The “housecoat” example came from one individual and I don’t really know how many people share this view, but the language of ageism can even come from prestigious sources that should know better. In the September 2014 edition of the AARP Bulletin, the article “Grandma Gets a Reboot: How boomer women are redefining the role” described how today’s grandmothers were defying the traditional old-lady image of wrinkles, rocking chairs, canasta, and blue-tinted rinse, and who now wear jeans. What I find disconcerting about this article is that it relies on outdated stereotypes to make its point. It also purports that it is Boomers who are making these changes. All the grandmothers I know and who are a lot older than these women are involved with their grandchildren in creative ways. And many of them even wear jeans.
Another wide-spread form of ageist language comes with the endless debates about whether to use the term “senior” or “elder”, or any other term that designates an older person. City governments, senior centers, and even individuals struggle with this. Some “senior centers” don’t include “senior” in the name of their building fearful that the horrific word will drive people away. Often individuals don’t want to admit they are “seniors.” The recently published “Living and Aging in Newton” assessment by U. Mass Boston, and sponsored by the Department of Senior Services, the Council on Aging, and the Senior Citizens Fund of Newton, found that many people didn’t identify themselves as “seniors.” I will admit that there was a time that I didn’t want to say I was a senior either.
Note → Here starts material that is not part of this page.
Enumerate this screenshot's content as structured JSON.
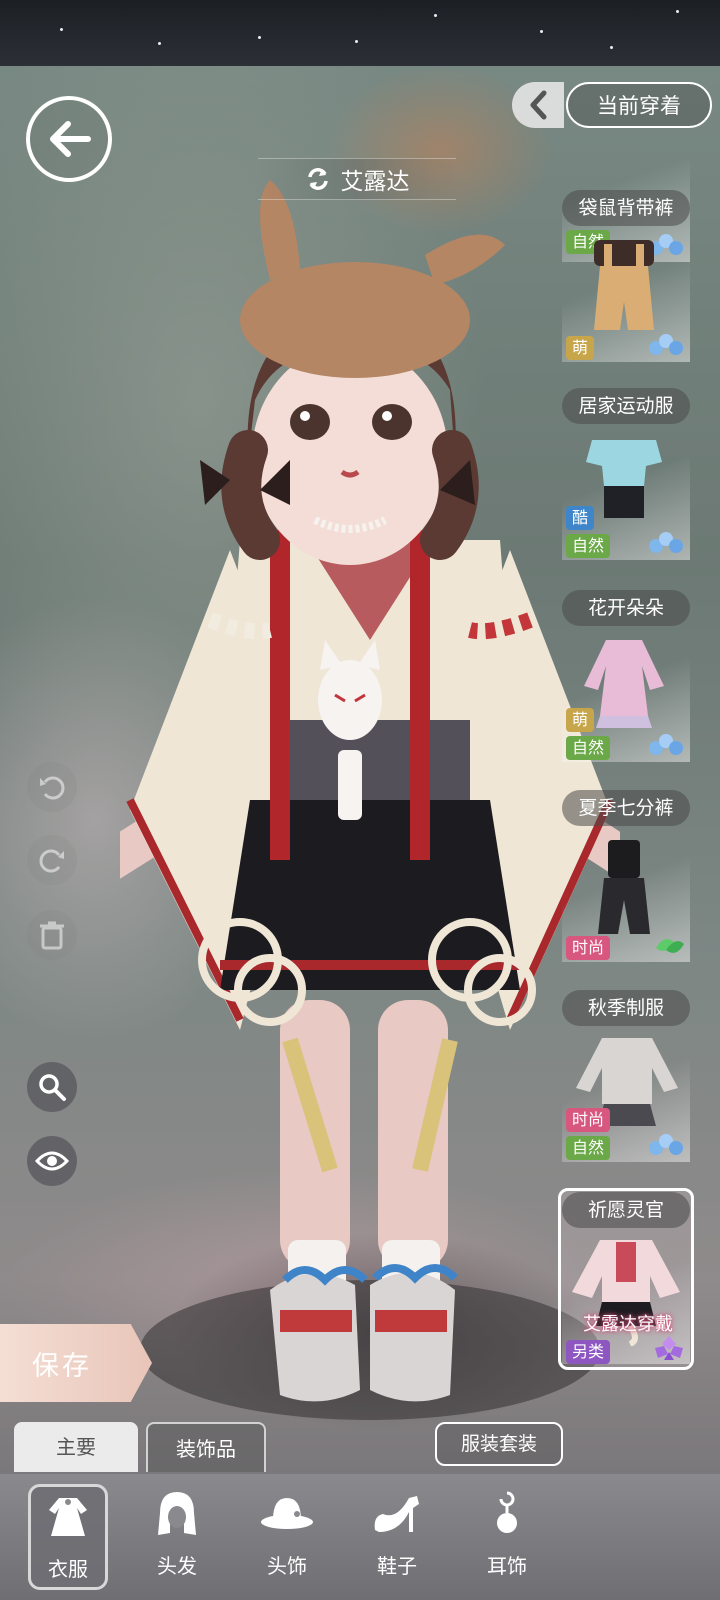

But then I realized that not using the term “senior” didn’t stop the fact that I was getting older. Trying to eliminate the term “senior” from our everyday language is a subtle, veiled form of ageism and a regrettable denial of aging. Do we really think that if we don’t use the word then all issues disappear? Wrong! Let’s face it. We have only a few words that mean “older person.” The goal shouldn’t be to ban those words from our vocabulary but to help people to accept and be proud of being a member of an esteemed group. Unless we respect ourselves as valued “seniors” others won’t value us either. It gives us and them an easy out for not thinking about and planning for reality.
There are a number of implications in these examples. One is that somehow the people who are the pre-Boomers (actually the Silent Generation) don’t have any knowledge and experience that could be helpful to younger “seniors.” Part of that phenomenon is our fault. We are too silent. Another is that stereotypes abound and we often don’t do a reality check on their validity. Does not wearing jeans really define the characteristics of someone who is older? Of course not. Finally, I think it is time to stop the debate about whether or not to use the term “senior.” Denying that we are “seniors” by not using the word is naïve bordering on irresponsible. We are seniors, for heaven’s sake. Let’s admit it and get on with the real work of planning for the future for ourselves and for our community.